▶ [Exercise brief]: Repeat every entry word for word, skipping the pictures.

▶ [Extracted entries]:
┌──
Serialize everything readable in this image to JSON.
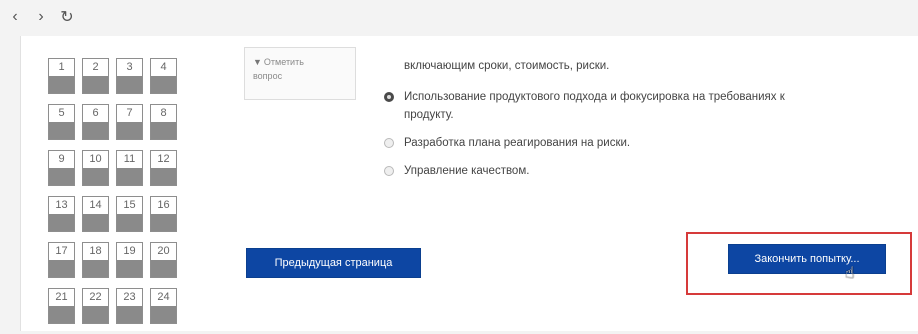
{
  "browser": {
    "back_icon": "chevron-left-icon",
    "forward_icon": "chevron-right-icon",
    "reload_icon": "reload-icon"
  },
  "navigation": {
    "rows": [
      [
        "1",
        "2",
        "3",
        "4"
      ],
      [
        "5",
        "6",
        "7",
        "8"
      ],
      [
        "9",
        "10",
        "11",
        "12"
      ],
      [
        "13",
        "14",
        "15",
        "16"
      ],
      [
        "17",
        "18",
        "19",
        "20"
      ],
      [
        "21",
        "22",
        "23",
        "24"
      ]
    ]
  },
  "flag": {
    "line1": "Отметить",
    "line2": "вопрос"
  },
  "question": {
    "prev_text": "включающим сроки, стоимость, риски.",
    "options": [
      {
        "text": "Использование продуктового подхода и фокусировка на требованиях к продукту.",
        "selected": true
      },
      {
        "text": "Разработка плана реагирования на риски.",
        "selected": false
      },
      {
        "text": "Управление качеством.",
        "selected": false
      }
    ]
  },
  "buttons": {
    "prev": "Предыдущая страница",
    "finish": "Закончить попытку..."
  },
  "colors": {
    "button_bg": "#0d46a3",
    "highlight": "#d63a3a",
    "answered_fill": "#8a8a8a"
  }
}
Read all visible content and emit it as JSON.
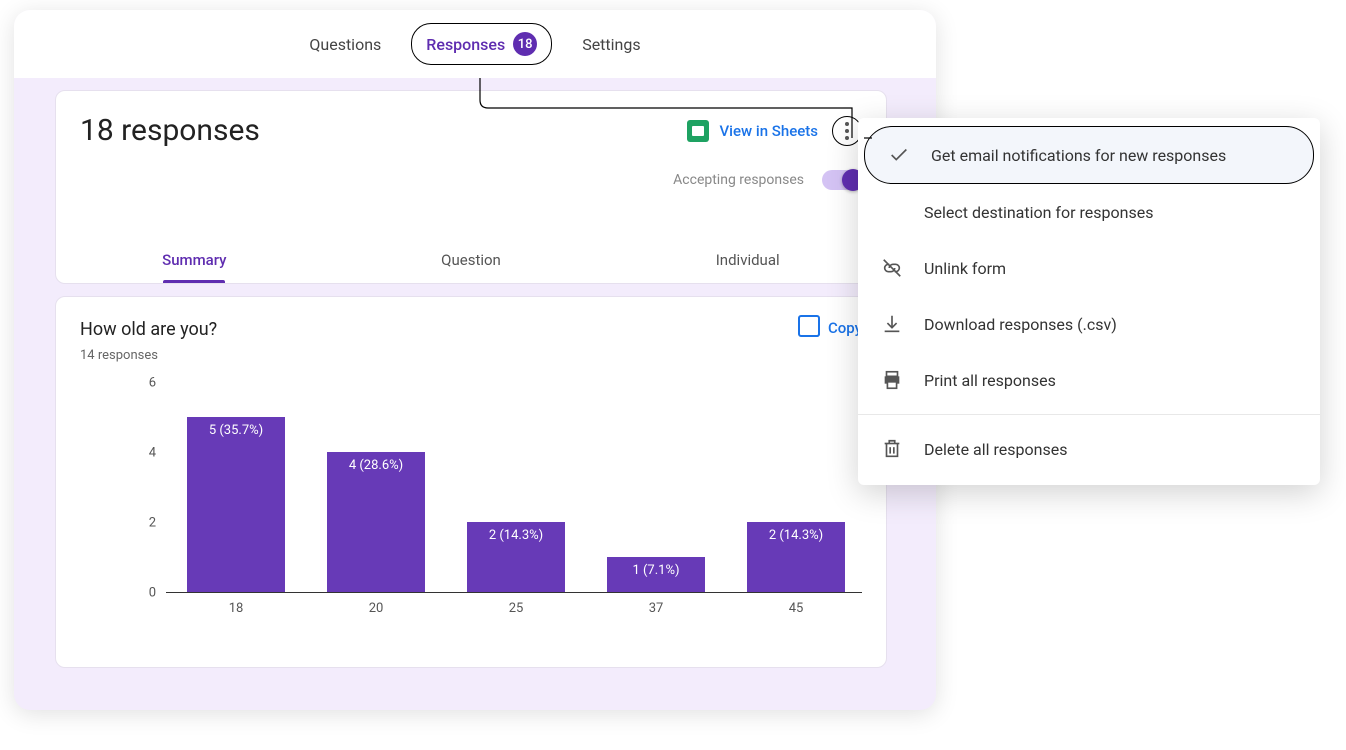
{
  "tabs": {
    "questions": "Questions",
    "responses": "Responses",
    "responses_badge": "18",
    "settings": "Settings"
  },
  "responses": {
    "title": "18 responses",
    "view_sheets": "View in Sheets",
    "accepting_label": "Accepting responses"
  },
  "sub_tabs": {
    "summary": "Summary",
    "question": "Question",
    "individual": "Individual"
  },
  "chart_head": {
    "title": "How old are you?",
    "subtitle": "14 responses",
    "copy": "Copy"
  },
  "chart_data": {
    "type": "bar",
    "title": "How old are you?",
    "xlabel": "",
    "ylabel": "",
    "ylim": [
      0,
      6
    ],
    "yticks": [
      0,
      2,
      4,
      6
    ],
    "categories": [
      "18",
      "20",
      "25",
      "37",
      "45"
    ],
    "values": [
      5,
      4,
      2,
      1,
      2
    ],
    "percent": [
      "35.7%",
      "28.6%",
      "14.3%",
      "7.1%",
      "14.3%"
    ]
  },
  "menu": {
    "notifications": "Get email notifications for new responses",
    "destination": "Select destination for responses",
    "unlink": "Unlink form",
    "download": "Download responses (.csv)",
    "print": "Print all responses",
    "delete": "Delete all responses"
  }
}
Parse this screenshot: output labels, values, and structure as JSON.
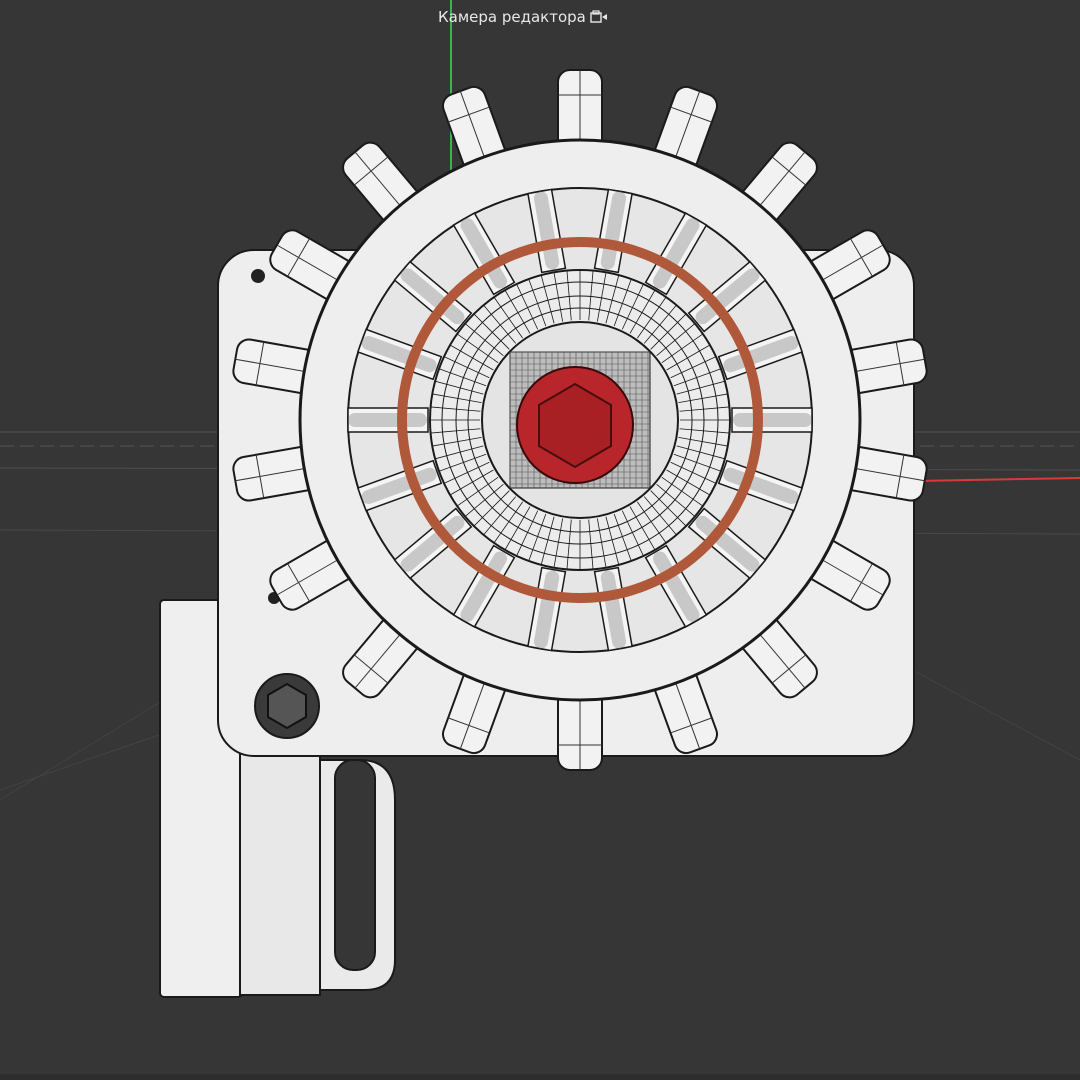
{
  "viewport": {
    "camera_label": "Камера редактора",
    "camera_icon": "camera-icon",
    "background_color": "#363636",
    "axis_colors": {
      "y": "#3fb24f",
      "x": "#d83a3a"
    }
  },
  "model": {
    "body_color": "#efefef",
    "wire_color": "#1a1a1a",
    "center_cap_color": "#b8262b",
    "coil_color": "#b0583a"
  }
}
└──
▶ [Output]:
Serialize everything readable in this image to JSON.
{
  "browser": {
    "back_icon": "chevron-left-icon",
    "forward_icon": "chevron-right-icon",
    "reload_icon": "reload-icon"
  },
  "navigation": {
    "rows": [
      [
        "1",
        "2",
        "3",
        "4"
      ],
      [
        "5",
        "6",
        "7",
        "8"
      ],
      [
        "9",
        "10",
        "11",
        "12"
      ],
      [
        "13",
        "14",
        "15",
        "16"
      ],
      [
        "17",
        "18",
        "19",
        "20"
      ],
      [
        "21",
        "22",
        "23",
        "24"
      ]
    ]
  },
  "flag": {
    "line1": "Отметить",
    "line2": "вопрос"
  },
  "question": {
    "prev_text": "включающим сроки, стоимость, риски.",
    "options": [
      {
        "text": "Использование продуктового подхода и фокусировка на требованиях к продукту.",
        "selected": true
      },
      {
        "text": "Разработка плана реагирования на риски.",
        "selected": false
      },
      {
        "text": "Управление качеством.",
        "selected": false
      }
    ]
  },
  "buttons": {
    "prev": "Предыдущая страница",
    "finish": "Закончить попытку..."
  },
  "colors": {
    "button_bg": "#0d46a3",
    "highlight": "#d63a3a",
    "answered_fill": "#8a8a8a"
  }
}
Read all visible content and emit it as JSON.
{
  "tabs": {
    "questions": "Questions",
    "responses": "Responses",
    "responses_badge": "18",
    "settings": "Settings"
  },
  "responses": {
    "title": "18 responses",
    "view_sheets": "View in Sheets",
    "accepting_label": "Accepting responses"
  },
  "sub_tabs": {
    "summary": "Summary",
    "question": "Question",
    "individual": "Individual"
  },
  "chart_head": {
    "title": "How old are you?",
    "subtitle": "14 responses",
    "copy": "Copy"
  },
  "chart_data": {
    "type": "bar",
    "title": "How old are you?",
    "xlabel": "",
    "ylabel": "",
    "ylim": [
      0,
      6
    ],
    "yticks": [
      0,
      2,
      4,
      6
    ],
    "categories": [
      "18",
      "20",
      "25",
      "37",
      "45"
    ],
    "values": [
      5,
      4,
      2,
      1,
      2
    ],
    "percent": [
      "35.7%",
      "28.6%",
      "14.3%",
      "7.1%",
      "14.3%"
    ]
  },
  "menu": {
    "notifications": "Get email notifications for new responses",
    "destination": "Select destination for responses",
    "unlink": "Unlink form",
    "download": "Download responses (.csv)",
    "print": "Print all responses",
    "delete": "Delete all responses"
  }
}
Parse this screenshot: output labels, values, and structure as JSON.
{
  "viewport": {
    "camera_label": "Камера редактора",
    "camera_icon": "camera-icon",
    "background_color": "#363636",
    "axis_colors": {
      "y": "#3fb24f",
      "x": "#d83a3a"
    }
  },
  "model": {
    "body_color": "#efefef",
    "wire_color": "#1a1a1a",
    "center_cap_color": "#b8262b",
    "coil_color": "#b0583a"
  }
}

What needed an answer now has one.